The insurance industry has been suffering from a well-known talent shortage. In 2021, over 50% of P&C insurance firms planned to hire aggressively to make up their talent gap. In 2022, with an historically tight labor market, insurers still need to compete extensively to maintain an experienced workforce.
Enter automation. Many insurers have been leery of adopting automation, especially in the claims department, because of the unspoken fear that it would cause their best and most experienced employees to become redundant. Unfortunately, it may be true that automation is driving increased employee turnover within claims – but the reasons aren’t what you would expect.
Right now, automation is still underutilized within the insurance industry. Although most firms have adopted automation, research from Aite-Novarica shows that only 7% of claims are fully automated. Ironically, it could be the lack of full automation that’s contributing to high turnover rates within the claims department.
Insurers must provision the workforce beyond automation
The main problem with automation as it currently exists at most insurance organizations is that it exists separately from artificial intelligence. It’s governed by a set of rigid constraints, and it doesn’t have the power to navigate any departures. Anything that goes beyond the confines of IF→THEN is escalated to human intervention.
This means that claims adjusters are often inundated with alerts, often regarding issues as miniscule as spelling errors. These alerts keep claims adjusters from more complex and important tasks – and when the minor issues are fixed, the claim can’t be handed back over to automated processes. Any claim that gets escalated, no matter how simple, must be shepherded to its conclusion by a human adjuster.

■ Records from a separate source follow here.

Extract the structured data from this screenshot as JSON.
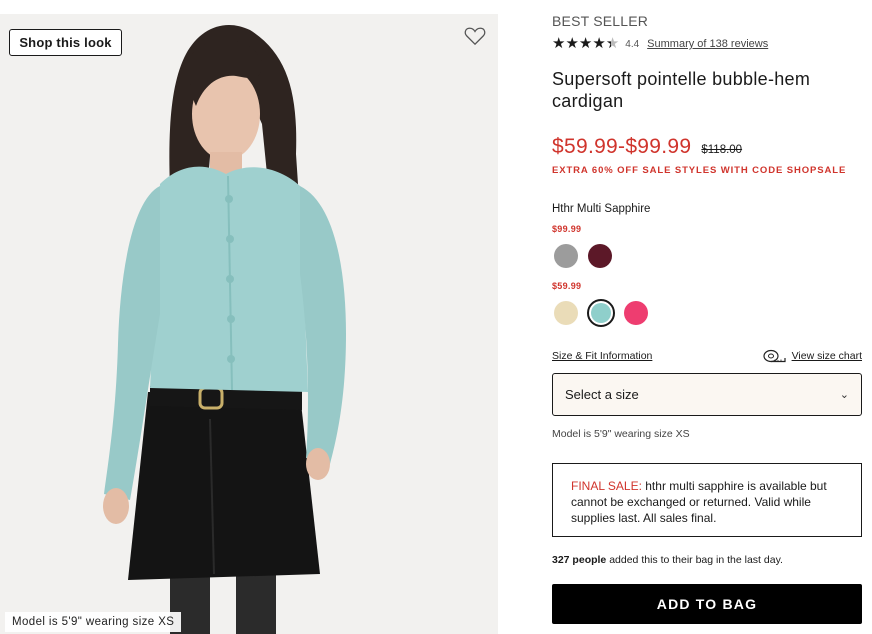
{
  "image": {
    "shop_look_label": "Shop this look",
    "model_caption": "Model is 5'9\" wearing size XS"
  },
  "product": {
    "badge": "BEST SELLER",
    "rating_value": "4.4",
    "rating_stars": 4.4,
    "reviews_link": "Summary of 138 reviews",
    "title": "Supersoft pointelle bubble-hem cardigan",
    "price": "$59.99-$99.99",
    "original_price": "$118.00",
    "promo": "EXTRA 60% OFF SALE STYLES WITH CODE SHOPSALE",
    "color_name": "Hthr Multi Sapphire",
    "swatch_groups": [
      {
        "price": "$99.99",
        "swatches": [
          {
            "name": "heather-grey",
            "color": "#9c9c9c",
            "selected": false
          },
          {
            "name": "burgundy",
            "color": "#5c1828",
            "selected": false
          }
        ]
      },
      {
        "price": "$59.99",
        "swatches": [
          {
            "name": "cream",
            "color": "#eadcb8",
            "selected": false
          },
          {
            "name": "hthr-multi-sapphire",
            "color": "#8fcfcb",
            "selected": true
          },
          {
            "name": "pink",
            "color": "#ee3d70",
            "selected": false
          }
        ]
      }
    ],
    "size_fit_link": "Size & Fit Information",
    "size_chart_link": "View size chart",
    "size_select_placeholder": "Select a size",
    "model_note": "Model is 5'9\" wearing size XS",
    "final_sale_label": "FINAL SALE:",
    "final_sale_text": " hthr multi sapphire is available but cannot be exchanged or returned. Valid while supplies last. All sales final.",
    "social_count": "327 people",
    "social_text": " added this to their bag in the last day.",
    "add_to_bag": "ADD TO BAG"
  },
  "colors": {
    "sale_red": "#d0342c",
    "cardigan": "#9fd0cf",
    "button_bg": "#000000"
  }
}
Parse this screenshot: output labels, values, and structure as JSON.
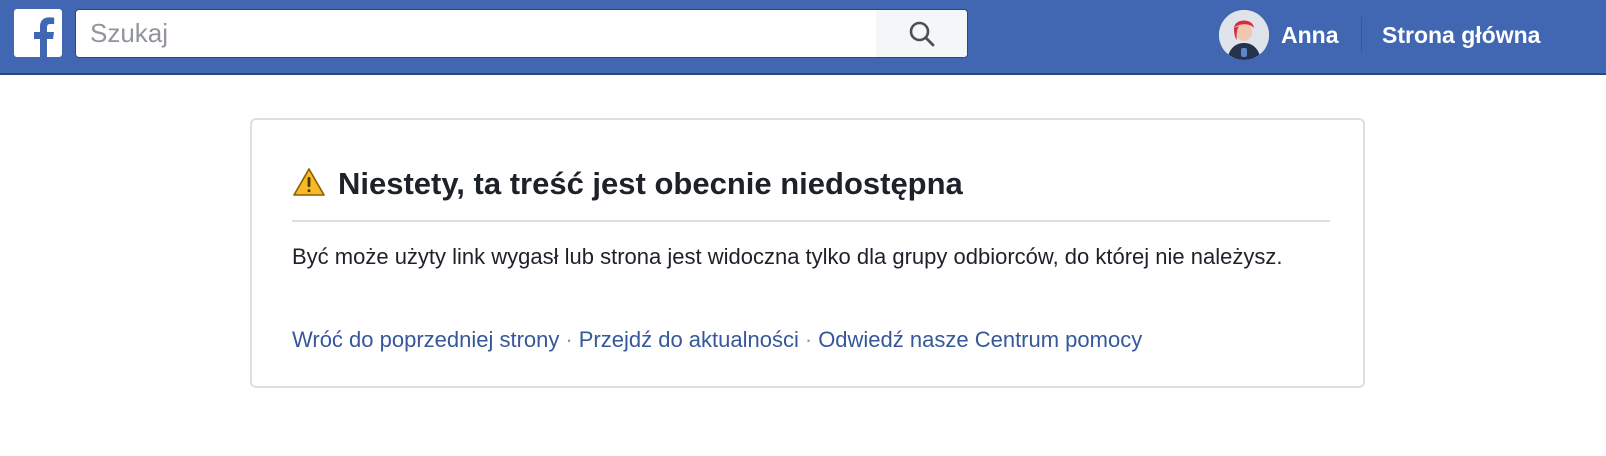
{
  "header": {
    "search": {
      "placeholder": "Szukaj",
      "value": ""
    },
    "profile": {
      "name": "Anna"
    },
    "home_label": "Strona główna"
  },
  "content": {
    "title": "Niestety, ta treść jest obecnie niedostępna",
    "message": "Być może użyty link wygasł lub strona jest widoczna tylko dla grupy odbiorców, do której nie należysz.",
    "links": [
      {
        "label": "Wróć do poprzedniej strony"
      },
      {
        "label": "Przejdź do aktualności"
      },
      {
        "label": "Odwiedź nasze Centrum pomocy"
      }
    ],
    "separator": "·"
  },
  "icons": {
    "logo": "facebook-logo-icon",
    "search": "search-icon",
    "warning": "warning-icon"
  },
  "colors": {
    "brand_blue": "#4267b2",
    "link_blue": "#365899",
    "text_dark": "#1d2129",
    "warning_yellow": "#f7b928"
  }
}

This is a demoralizing workflow, and it may be a factor in employee turnover. Young employees – the kind that insurers would like to invest money training and retaining – are digital natives who are aware of the potential of technology. If their work environment doesn’t live up to that potential, and instead inundates them with what are essentially data-entry tasks, then how can they be expected to stick around?
Intelligent decisioning reduces turnover – and makes space for better decisions
Intelligent decisioning is what happens when insurers add AI models to their existing automation technologies. These models are trained on insurance data, so they can make decisions that resemble the logic of an experienced claims adjuster. This means that when they encounter something unexpected, they can solve the issue without escalation.
Apart from the many advantages that this technology offers, insurers may find that intelligent decisioning helps them create a happier and more productive work environment. That’s because the solution obviates the necessity of dealing with simpler (read, “boring”) claims, and makes solving more complex claims easier. Additionally, when adjusters have more time to devote to complex claims, they end up making better decisions – resulting in lower loss costs and happier customers.
Users will typically experience intelligent decisioning as a process of “bringing decision points forward.” In other words, they’ll be presented with a fully assembled case – including all the information they need to know about the claimant, their policy, and the triggering event – and a recommended claim decision. Adjusters only need to decide whether to accept the recommendation.
Do intelligent decisioning tools need to call for help?
In rare cases, the decisioning platform will need access to wider information, such as an external database, or it may need human resources to interpret a piece of data. Here, the adjuster will know exactly what they need to provide and how to do it. After intervening, the AI can pick up where it left off. The adjuster no longer needs to close any claim that gets escalated. Instead, the AI adapts to orchestration.
Finally, the AI can direct claims handling in a flexible and intelligent manner. At the point of FNOL, intelligent decisioning can assign a claim to whatever resource fits best. This might mean letting a policyholder self-manage a claim, directing a claim to a vendor program, or diverting a claim to an adjuster with specialized expertise necessary to handle a more complex case. This means that claims can be matched with adjusters according to their ability and according to their existing workloads.
Augment your workforce with Shift claims decisioning solutions
Claims adjusters don’t want to be overworked, they don’t want to spend all their time dealing with simple claims, and they don’t want to wrestle with inflexible automation tools. Shift Technology can change all of this. Our solutions integrate with carriers existing rules-based automation tools and add the power of intelligence, enabling digital-native claims adjusters with powerful tools to optimize their workloads and workflows.
Keeping valuable insurance talent means investing in the tools that keep them happy and productive. For more information about Shift Technology and the way our tools can transform the claims process, request a demo today.